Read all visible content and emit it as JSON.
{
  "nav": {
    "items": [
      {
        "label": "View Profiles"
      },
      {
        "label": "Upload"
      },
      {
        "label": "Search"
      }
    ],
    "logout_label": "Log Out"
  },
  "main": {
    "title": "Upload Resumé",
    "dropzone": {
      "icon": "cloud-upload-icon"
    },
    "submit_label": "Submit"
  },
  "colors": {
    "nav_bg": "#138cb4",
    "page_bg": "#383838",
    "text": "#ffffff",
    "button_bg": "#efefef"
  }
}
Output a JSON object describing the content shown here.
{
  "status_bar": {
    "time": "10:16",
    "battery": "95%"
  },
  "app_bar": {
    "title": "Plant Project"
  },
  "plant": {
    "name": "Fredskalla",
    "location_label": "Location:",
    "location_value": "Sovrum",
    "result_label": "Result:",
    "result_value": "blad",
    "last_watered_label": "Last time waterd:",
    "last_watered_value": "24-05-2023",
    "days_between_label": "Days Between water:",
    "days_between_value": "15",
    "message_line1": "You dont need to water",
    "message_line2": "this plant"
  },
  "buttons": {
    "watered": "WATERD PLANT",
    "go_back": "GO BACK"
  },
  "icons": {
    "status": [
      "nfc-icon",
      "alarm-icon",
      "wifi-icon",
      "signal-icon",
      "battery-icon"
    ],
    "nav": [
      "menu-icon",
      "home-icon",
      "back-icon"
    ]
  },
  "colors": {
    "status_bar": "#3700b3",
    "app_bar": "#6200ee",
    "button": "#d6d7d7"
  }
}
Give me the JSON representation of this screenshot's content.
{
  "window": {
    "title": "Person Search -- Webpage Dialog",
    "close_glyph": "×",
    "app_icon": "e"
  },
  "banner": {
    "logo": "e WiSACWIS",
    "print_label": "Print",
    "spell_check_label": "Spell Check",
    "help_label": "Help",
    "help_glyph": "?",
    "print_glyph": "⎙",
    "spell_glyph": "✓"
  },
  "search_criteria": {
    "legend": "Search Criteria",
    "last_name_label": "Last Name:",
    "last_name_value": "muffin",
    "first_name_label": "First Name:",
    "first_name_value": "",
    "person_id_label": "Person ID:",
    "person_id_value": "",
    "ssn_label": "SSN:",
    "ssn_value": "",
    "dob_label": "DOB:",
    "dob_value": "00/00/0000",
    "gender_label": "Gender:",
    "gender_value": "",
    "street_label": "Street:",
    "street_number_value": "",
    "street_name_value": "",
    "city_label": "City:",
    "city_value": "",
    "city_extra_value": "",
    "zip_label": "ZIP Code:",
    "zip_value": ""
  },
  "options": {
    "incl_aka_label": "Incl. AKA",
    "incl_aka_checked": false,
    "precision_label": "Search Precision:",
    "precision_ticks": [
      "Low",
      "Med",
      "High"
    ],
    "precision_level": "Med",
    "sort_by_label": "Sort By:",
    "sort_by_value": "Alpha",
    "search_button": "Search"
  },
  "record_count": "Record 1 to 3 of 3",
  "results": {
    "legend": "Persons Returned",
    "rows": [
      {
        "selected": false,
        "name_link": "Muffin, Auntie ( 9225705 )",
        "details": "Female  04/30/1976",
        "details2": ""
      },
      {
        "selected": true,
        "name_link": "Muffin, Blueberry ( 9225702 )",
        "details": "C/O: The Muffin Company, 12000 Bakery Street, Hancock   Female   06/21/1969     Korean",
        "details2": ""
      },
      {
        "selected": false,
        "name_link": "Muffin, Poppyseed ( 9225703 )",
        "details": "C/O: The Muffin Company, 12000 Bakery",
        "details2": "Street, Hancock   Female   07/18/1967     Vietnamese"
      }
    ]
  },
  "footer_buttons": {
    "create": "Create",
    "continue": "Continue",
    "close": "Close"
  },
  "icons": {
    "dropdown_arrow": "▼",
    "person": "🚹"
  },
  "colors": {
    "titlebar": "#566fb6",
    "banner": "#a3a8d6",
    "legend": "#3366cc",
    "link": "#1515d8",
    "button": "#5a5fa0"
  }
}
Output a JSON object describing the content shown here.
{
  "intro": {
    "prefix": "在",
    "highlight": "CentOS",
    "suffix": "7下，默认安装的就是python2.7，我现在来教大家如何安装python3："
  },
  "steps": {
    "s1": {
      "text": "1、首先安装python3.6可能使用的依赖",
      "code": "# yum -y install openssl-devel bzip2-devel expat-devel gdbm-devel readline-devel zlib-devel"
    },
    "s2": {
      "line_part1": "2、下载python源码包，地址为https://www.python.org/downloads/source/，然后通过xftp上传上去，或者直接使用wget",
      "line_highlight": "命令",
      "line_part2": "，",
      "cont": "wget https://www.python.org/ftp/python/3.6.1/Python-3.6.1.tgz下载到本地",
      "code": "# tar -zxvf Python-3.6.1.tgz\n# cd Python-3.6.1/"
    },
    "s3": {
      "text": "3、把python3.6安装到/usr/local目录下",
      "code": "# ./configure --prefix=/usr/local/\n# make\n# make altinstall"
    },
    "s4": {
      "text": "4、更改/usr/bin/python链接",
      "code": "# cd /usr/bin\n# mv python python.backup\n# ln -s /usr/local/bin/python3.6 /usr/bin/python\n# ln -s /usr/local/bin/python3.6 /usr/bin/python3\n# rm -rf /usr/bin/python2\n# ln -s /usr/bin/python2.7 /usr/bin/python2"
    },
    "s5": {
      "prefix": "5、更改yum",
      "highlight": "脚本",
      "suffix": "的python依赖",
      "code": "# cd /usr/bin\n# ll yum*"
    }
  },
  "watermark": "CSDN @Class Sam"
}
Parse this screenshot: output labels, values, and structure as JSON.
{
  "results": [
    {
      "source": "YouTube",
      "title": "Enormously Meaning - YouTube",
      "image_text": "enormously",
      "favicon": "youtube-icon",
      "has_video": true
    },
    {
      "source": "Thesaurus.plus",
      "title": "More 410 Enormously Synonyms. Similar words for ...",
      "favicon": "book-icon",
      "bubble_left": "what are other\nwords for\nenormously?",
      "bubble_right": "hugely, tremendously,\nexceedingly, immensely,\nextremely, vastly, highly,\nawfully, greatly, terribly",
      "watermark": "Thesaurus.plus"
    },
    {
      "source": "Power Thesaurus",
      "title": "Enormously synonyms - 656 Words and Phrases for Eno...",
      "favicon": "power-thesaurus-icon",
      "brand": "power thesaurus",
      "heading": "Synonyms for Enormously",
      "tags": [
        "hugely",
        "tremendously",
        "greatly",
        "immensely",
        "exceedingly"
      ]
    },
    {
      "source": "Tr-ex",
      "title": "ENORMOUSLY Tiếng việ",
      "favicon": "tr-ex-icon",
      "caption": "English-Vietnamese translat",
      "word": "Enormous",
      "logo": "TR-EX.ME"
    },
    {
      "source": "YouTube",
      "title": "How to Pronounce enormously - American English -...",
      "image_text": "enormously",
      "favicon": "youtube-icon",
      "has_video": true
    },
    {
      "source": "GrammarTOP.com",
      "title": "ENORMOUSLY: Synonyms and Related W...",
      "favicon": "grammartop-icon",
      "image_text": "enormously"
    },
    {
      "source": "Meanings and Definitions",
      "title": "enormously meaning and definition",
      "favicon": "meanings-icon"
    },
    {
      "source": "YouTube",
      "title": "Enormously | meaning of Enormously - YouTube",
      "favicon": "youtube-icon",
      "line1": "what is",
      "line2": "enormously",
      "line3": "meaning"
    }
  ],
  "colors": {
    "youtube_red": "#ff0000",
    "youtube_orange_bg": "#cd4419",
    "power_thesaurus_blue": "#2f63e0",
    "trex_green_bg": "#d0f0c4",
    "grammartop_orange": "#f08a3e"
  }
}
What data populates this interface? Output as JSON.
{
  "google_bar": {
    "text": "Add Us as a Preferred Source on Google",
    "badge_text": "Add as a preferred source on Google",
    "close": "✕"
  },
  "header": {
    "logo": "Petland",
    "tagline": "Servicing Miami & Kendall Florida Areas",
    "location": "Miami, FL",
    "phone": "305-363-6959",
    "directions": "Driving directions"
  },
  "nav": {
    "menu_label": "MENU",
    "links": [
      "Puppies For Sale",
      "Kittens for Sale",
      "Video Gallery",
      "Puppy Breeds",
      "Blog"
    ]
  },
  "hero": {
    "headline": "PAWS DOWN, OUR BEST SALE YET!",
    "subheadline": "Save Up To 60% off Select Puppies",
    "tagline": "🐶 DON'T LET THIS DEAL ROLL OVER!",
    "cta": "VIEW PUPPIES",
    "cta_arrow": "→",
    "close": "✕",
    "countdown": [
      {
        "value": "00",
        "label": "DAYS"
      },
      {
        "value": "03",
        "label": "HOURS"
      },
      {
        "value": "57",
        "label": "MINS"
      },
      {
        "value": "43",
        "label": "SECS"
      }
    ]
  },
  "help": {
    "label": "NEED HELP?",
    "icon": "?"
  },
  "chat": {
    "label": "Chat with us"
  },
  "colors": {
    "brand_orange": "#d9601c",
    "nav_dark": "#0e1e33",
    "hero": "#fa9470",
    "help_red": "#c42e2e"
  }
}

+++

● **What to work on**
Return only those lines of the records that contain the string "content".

● **Answer space**
Read all visible content and emit it as JSON.
Output a JSON object describing the content shown here.
Give me the JSON representation of this screenshot's content.
Output a JSON object describing the content shown here.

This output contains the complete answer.